  4. Reducing the Risk of Ovarian Cysts: Ovarian cysts are fluid-filled sacs that can form on the ovaries. Consistent use of birth control pills can help reduce the risk of developing these cysts. Additionally, for individuals with existing cysts, birth control pills can prevent them from growing or shrinking them over time.
  5. Decreasing the Likelihood of Ectopic Pregnancies: Ectopic pregnancies occur when fertilized eggs implant outside of the uterus, usually in the fallopian tubes. Consistently taking birth control pills significantly reduces the risk of ectopic pregnancies, as these pregnancies are more common among individuals not using any form of contraception.
  6. Additional Health Benefits: Birth control pills offer several non-contraceptive health benefits. They can help alleviate menstrual cramps, reduce the risk of certain cancers (such as ovarian and endometrial cancer), and manage conditions like endometriosis. Consistent use of birth control ensures these benefits are maximized.

It is worth noting that birth control pills do not protect against sexually transmitted infections (STIs). Using condoms in conjunction with birth control pills can provide dual protection against both unintended pregnancies and STIs.

According to a study conducted by the Guttmacher Institute, consistent and correct use of birth control pills can prevent 91% of unintended pregnancies. This highlights the importance of taking birth control as prescribed and not missing any doses.

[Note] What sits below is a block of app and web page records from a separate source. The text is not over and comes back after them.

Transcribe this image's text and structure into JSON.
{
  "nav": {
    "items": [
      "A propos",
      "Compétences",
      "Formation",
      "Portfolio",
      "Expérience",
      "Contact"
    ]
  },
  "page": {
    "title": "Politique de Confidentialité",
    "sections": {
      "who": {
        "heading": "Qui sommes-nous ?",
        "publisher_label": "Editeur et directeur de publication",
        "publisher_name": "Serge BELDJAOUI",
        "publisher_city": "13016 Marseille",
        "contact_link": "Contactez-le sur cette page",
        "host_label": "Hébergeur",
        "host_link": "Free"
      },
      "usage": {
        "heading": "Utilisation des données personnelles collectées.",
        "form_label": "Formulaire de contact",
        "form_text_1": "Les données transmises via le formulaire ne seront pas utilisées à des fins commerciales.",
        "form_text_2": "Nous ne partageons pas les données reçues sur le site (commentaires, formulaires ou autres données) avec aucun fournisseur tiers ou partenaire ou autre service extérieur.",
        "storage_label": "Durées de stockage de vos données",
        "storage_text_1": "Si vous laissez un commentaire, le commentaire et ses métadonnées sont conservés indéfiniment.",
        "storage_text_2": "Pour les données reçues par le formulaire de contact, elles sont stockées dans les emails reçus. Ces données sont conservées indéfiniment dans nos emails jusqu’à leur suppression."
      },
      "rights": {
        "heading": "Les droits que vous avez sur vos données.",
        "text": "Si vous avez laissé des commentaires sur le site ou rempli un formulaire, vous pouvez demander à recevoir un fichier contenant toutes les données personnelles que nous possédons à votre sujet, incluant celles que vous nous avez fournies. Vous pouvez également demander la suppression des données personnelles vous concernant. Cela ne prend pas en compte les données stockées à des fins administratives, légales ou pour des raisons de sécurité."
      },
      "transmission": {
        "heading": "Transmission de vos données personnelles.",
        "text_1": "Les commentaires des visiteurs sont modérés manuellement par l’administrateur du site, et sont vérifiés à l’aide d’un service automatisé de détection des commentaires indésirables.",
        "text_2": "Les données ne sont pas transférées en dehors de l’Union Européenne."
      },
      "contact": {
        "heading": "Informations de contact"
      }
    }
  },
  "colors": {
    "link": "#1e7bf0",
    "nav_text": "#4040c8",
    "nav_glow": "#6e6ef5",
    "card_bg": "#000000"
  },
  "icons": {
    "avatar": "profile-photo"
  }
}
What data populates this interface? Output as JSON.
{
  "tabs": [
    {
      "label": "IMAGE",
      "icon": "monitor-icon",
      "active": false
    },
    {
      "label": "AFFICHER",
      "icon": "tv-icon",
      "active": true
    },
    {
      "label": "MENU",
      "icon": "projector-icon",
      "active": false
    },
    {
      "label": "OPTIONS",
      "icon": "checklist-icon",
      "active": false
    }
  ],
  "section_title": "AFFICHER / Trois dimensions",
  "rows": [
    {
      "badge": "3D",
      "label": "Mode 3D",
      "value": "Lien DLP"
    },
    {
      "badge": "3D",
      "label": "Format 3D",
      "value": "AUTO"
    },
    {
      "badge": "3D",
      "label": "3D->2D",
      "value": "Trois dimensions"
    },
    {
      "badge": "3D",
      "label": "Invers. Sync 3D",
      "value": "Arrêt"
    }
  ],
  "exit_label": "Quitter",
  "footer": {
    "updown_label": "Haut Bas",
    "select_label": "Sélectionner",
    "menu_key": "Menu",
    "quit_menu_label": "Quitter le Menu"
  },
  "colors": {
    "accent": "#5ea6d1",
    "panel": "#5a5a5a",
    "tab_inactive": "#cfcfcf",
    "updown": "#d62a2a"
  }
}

Percentage of Unintended Pregnancies Prevented by Birth Control Pills
Contraceptive Method Typical Use Perfect Use
Birth Control Pills 91% 99%

To ensure consistent access to birth control and receive personalized guidance on contraceptive options, it is advisable to consult with healthcare professionals or visit reputable family planning clinics. Planned Parenthood, a trusted provider of reproductive healthcare, offers a wide range of birth control options and comprehensive information on their website: plannedparenthood.org.

Remember, maintaining the effectiveness of birth control relies on consistent and responsible use. By staying informed, following the prescribed instructions, and seeking guidance from healthcare professionals, individuals can make informed choices regarding their reproductive health and overall well-being.

Category: Birth control

Leave a Reply

Your email address will not be published. Required fields are marked *